When it became fairly clear in my mid-thirties that I probably would never give birth to a child, Roger and I went through the process to adopt Jack. Ironically, Jack was born nine months after the agency approved our application. When Jack was a year old, we went through the process again, but years went by and we never got a call.
Throughout those years, we never made any herculean attempts to grow our family. No medical procedures, no international adoptions, no adopting older children or taking in foster kids. Nothing. We did not feel inclined or inspired to take those extra measures so we didn’t.
Then after Jack started school and Roger and I were firmly in our forties, we let our approval status lapse—in part because there were so many other couples in the pool for so few children and we knew they really hungered for them while we were ambivalent.
I’ve often thought the three of us make a fine family together, and I’ve only rarely yearned for another child despite the fact that I live plunk the middle of a culture that values and encourages large families.
But as I approach my 44th birthday, I realize I’ve got a lot to sort through. Should I have fought my ambivalence and worked harder to have more children? Have I just been lazy and selfish? Aaagh, all of the regret and guilt tied up in that line of thinking!
Or has my ambivalence really been a blessing in disguise—a coping mechanism of some sort? I may well have gone through one herculean effort after another and still ended up with one child. Maybe my ambivalence is a result of knowing deep down inside that I would never really have any control over how many children we have. If I didn’t really care too much, my heart wouldn't break.
Where I think this may lead to in the end is succumbing to Jack’s pleas for a dog. And let me tell you, that’s a big, big leap for me!
Friday, April 06, 2007
My personal opinion? I wish BYU would invite more high profile speakers with a wide range of political views. And I wish they hadn't invited such an ethically challenged person to speak at graduation. Commencement should be about the students who worked hard to earn their degrees and who are going out into the world, not about the speaker.
Monday, April 02, 2007
Favorite recent Jack quote: "All of my favorite things are having a party in my heart."
Last out-of-town trip: A weekend with Roger and Jack in Moab a few weeks ago. We had fabulous weather and found two fun trails we've never been on.
Current exercise routine: I've become a complete yoga convert, and I'm trying to work up to running three miles in time for a 5k run at the end of May. Spring is here so that also means tennis!
Most persistent food craving: Pancakes made with a little bit of lemon juice and sugar.
Most dreadful thing hanging over my head: Getting our taxes done. I've got to focus on some data entry for the bookstore to bring the books up to date. I just don't want to do it!
Current volunteer projects: (1) Finishing up the last bit of work getting all of the books entered in the computer at Jack's school library and (2) Curating an art exhibit of original children's book illustrations at the Springville Museum of Art in 2008.

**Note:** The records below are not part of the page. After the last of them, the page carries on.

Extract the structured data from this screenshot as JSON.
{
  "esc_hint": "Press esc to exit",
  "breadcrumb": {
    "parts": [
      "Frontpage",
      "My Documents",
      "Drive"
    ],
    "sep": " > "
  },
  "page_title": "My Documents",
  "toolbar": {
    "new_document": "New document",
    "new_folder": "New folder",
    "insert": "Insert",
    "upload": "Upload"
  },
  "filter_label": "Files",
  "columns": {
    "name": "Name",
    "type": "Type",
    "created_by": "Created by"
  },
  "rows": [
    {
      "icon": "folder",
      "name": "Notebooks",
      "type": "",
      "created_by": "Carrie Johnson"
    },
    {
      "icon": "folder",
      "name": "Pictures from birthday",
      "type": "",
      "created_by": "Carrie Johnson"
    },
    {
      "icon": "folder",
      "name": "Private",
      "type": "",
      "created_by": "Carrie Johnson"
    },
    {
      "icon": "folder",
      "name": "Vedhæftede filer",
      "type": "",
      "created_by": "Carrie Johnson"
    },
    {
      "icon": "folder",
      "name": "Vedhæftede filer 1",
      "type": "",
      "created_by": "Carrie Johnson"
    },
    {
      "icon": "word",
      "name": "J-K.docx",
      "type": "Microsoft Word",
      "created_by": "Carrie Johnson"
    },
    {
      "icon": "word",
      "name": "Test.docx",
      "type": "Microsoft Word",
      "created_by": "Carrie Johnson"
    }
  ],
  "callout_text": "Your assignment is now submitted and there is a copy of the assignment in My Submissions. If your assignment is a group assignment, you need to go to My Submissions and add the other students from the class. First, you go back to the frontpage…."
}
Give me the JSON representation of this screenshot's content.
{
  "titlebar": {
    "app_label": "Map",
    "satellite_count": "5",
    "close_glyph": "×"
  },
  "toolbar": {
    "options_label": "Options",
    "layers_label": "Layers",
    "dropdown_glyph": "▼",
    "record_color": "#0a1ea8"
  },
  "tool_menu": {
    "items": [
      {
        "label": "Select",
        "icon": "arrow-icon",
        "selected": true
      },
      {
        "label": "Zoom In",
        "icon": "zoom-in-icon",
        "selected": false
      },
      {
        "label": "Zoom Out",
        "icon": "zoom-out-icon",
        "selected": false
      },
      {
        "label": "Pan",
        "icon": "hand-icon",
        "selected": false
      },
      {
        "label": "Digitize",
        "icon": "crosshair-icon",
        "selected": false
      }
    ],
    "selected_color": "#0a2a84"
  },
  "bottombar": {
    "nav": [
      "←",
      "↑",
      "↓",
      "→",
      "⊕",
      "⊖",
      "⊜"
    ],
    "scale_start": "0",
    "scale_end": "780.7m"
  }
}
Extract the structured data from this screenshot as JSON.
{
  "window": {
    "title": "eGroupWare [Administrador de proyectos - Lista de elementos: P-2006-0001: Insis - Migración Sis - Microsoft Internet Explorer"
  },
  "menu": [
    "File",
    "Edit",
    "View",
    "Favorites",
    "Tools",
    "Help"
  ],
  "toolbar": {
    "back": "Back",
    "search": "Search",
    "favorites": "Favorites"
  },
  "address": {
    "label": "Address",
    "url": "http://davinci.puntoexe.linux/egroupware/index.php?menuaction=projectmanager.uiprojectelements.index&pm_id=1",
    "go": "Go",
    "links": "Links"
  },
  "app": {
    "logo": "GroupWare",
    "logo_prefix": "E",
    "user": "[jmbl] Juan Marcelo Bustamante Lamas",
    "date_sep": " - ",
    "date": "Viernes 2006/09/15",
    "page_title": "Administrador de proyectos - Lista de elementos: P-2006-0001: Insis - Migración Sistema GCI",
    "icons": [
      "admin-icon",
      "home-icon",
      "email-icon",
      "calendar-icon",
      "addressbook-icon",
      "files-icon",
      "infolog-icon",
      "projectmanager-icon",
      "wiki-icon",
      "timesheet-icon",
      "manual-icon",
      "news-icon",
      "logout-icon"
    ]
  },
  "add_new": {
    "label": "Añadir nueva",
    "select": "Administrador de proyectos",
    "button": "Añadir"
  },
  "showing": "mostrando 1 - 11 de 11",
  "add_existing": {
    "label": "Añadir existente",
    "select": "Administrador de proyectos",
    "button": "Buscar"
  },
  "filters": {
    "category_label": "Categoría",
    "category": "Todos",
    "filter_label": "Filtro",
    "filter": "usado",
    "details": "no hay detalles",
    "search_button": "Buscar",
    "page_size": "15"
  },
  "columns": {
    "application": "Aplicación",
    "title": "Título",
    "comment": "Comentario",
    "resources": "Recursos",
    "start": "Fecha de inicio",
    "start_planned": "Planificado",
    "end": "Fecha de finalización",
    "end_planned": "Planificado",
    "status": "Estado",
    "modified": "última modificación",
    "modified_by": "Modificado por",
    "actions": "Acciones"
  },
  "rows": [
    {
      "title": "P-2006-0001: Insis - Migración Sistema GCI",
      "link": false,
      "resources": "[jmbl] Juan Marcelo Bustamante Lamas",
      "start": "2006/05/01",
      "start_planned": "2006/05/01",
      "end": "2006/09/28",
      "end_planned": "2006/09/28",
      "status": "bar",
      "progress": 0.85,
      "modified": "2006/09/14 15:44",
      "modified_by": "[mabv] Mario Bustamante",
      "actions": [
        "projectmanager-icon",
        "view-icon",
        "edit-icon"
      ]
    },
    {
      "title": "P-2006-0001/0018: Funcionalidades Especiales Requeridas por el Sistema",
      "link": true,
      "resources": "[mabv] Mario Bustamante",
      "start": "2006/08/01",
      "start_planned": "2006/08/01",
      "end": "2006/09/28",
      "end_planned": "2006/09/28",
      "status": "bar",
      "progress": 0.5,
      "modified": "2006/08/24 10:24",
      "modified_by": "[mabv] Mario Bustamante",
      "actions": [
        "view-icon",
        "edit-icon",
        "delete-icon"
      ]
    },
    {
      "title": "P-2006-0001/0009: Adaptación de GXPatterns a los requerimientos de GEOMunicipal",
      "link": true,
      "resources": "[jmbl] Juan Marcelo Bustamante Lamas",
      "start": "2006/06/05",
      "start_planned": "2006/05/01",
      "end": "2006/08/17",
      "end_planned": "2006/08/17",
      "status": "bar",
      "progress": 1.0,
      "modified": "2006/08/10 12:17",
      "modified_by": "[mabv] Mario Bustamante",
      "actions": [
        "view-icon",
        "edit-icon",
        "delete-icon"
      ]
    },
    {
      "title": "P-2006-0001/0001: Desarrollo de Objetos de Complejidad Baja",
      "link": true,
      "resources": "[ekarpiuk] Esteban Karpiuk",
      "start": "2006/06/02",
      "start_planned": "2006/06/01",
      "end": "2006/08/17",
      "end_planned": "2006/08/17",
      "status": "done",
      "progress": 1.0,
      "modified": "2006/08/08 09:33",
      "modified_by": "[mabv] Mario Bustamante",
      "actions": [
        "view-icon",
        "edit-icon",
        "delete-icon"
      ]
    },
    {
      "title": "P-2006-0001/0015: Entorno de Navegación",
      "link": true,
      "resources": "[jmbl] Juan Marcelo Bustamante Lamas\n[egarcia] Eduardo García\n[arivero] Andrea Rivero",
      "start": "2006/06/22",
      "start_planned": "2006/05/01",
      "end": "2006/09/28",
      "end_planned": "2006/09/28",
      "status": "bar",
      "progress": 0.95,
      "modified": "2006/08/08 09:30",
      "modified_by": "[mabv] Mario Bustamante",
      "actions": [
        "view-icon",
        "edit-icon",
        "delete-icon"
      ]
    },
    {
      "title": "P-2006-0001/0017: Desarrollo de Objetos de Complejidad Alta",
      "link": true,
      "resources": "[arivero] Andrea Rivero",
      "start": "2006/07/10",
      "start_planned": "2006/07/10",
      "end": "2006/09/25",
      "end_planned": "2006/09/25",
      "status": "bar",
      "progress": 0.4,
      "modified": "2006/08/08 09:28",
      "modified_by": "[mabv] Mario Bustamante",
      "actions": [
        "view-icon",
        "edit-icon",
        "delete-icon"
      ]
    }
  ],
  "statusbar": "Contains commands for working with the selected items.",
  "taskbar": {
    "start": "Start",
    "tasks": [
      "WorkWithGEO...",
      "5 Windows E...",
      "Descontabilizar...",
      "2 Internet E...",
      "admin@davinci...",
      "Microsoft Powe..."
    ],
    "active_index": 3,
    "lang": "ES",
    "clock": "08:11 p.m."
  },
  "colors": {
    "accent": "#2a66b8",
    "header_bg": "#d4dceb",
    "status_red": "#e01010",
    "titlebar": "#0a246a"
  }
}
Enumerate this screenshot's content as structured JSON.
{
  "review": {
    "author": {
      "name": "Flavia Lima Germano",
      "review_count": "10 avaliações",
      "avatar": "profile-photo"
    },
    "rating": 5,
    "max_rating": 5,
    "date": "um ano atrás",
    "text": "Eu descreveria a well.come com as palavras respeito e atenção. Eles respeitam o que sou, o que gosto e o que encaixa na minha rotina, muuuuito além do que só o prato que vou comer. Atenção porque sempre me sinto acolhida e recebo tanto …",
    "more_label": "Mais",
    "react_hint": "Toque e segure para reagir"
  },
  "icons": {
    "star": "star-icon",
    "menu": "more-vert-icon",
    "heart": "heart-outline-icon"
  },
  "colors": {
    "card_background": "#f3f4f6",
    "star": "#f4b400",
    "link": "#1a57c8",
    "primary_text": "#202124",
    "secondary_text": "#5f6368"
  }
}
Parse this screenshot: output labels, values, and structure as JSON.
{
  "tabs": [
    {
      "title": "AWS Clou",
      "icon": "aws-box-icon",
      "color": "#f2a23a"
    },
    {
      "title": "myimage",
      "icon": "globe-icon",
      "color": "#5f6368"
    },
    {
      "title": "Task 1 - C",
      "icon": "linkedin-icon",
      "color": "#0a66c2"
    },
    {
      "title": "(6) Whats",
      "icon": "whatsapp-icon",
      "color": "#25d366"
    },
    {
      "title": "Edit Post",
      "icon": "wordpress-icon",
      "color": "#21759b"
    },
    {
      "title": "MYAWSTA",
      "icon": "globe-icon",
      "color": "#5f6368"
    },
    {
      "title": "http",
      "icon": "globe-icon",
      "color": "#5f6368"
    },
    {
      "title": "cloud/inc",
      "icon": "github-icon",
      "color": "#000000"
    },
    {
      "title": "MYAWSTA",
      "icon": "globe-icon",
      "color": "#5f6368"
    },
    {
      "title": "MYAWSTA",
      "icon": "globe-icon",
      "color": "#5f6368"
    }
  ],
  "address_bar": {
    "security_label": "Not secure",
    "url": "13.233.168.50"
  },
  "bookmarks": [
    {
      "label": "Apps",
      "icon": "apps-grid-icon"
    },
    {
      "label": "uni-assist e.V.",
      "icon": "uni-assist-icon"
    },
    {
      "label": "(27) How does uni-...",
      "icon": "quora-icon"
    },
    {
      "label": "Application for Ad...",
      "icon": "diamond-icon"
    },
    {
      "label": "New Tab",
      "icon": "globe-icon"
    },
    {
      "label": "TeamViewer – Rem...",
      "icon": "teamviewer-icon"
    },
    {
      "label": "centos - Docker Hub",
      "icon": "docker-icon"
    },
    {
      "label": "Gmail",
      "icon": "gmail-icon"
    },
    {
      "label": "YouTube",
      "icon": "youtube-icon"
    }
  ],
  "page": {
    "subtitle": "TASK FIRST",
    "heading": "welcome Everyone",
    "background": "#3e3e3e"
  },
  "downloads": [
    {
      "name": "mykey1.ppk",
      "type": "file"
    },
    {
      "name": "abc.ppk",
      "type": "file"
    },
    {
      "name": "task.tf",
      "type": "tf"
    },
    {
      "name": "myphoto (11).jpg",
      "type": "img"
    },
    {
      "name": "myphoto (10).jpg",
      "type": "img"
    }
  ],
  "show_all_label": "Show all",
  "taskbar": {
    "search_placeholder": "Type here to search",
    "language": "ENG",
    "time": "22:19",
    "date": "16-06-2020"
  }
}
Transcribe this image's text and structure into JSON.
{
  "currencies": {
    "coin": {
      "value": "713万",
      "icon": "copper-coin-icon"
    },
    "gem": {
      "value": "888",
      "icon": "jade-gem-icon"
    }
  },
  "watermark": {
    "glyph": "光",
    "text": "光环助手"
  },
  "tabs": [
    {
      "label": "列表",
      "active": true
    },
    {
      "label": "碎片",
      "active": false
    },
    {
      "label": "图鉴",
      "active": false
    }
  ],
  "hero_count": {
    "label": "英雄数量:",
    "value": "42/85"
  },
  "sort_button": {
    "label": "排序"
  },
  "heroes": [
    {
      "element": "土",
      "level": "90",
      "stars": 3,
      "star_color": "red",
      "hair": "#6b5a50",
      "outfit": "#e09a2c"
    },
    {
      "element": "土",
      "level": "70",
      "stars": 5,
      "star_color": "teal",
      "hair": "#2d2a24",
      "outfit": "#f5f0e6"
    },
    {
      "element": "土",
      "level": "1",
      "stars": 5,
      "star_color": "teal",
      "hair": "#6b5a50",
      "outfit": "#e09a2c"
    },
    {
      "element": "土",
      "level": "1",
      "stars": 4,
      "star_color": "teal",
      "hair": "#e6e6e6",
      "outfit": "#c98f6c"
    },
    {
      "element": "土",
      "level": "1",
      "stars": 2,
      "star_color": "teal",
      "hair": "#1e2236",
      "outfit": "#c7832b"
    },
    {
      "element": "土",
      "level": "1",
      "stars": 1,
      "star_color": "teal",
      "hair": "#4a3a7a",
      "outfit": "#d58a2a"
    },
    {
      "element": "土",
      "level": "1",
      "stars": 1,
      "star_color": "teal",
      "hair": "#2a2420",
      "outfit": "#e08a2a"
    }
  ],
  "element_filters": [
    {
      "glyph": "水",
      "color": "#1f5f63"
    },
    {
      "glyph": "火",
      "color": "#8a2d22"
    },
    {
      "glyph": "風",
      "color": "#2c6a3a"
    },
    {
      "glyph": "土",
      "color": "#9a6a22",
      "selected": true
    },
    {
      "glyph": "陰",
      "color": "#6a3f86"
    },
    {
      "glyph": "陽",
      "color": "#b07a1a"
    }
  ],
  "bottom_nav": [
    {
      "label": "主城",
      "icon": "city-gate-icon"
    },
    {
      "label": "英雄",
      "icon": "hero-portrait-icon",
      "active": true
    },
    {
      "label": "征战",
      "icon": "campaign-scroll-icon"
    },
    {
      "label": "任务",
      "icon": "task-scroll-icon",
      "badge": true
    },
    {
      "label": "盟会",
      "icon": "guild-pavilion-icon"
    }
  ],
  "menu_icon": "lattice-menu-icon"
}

Current potential income producing projects: (1) Writing a proposal for a non-fiction book that will hopefully get the attention of a good agent and subsequently a good publisher, and (2) Getting inventory left from our bookstore listed online to sell.
Current job at church: Primary secretary (Primary is our Sunday School program for kids up to the age of 12).
Books I'm reading: Too many to list here. Seriously, I've got at least 30 books stacked near my bed. As a bookstore owner, I developed a bad habit of starting a new book before I've finished the last one and I haven't shaken the habit yet. But the book I've most recently had my nose in is Broken for You by Stephanie Kallos. I like it. And I'm planning to finish it before I read anything else.
Thing I'm most looking forward to: Leaves coming out. I am so, so ready for some green!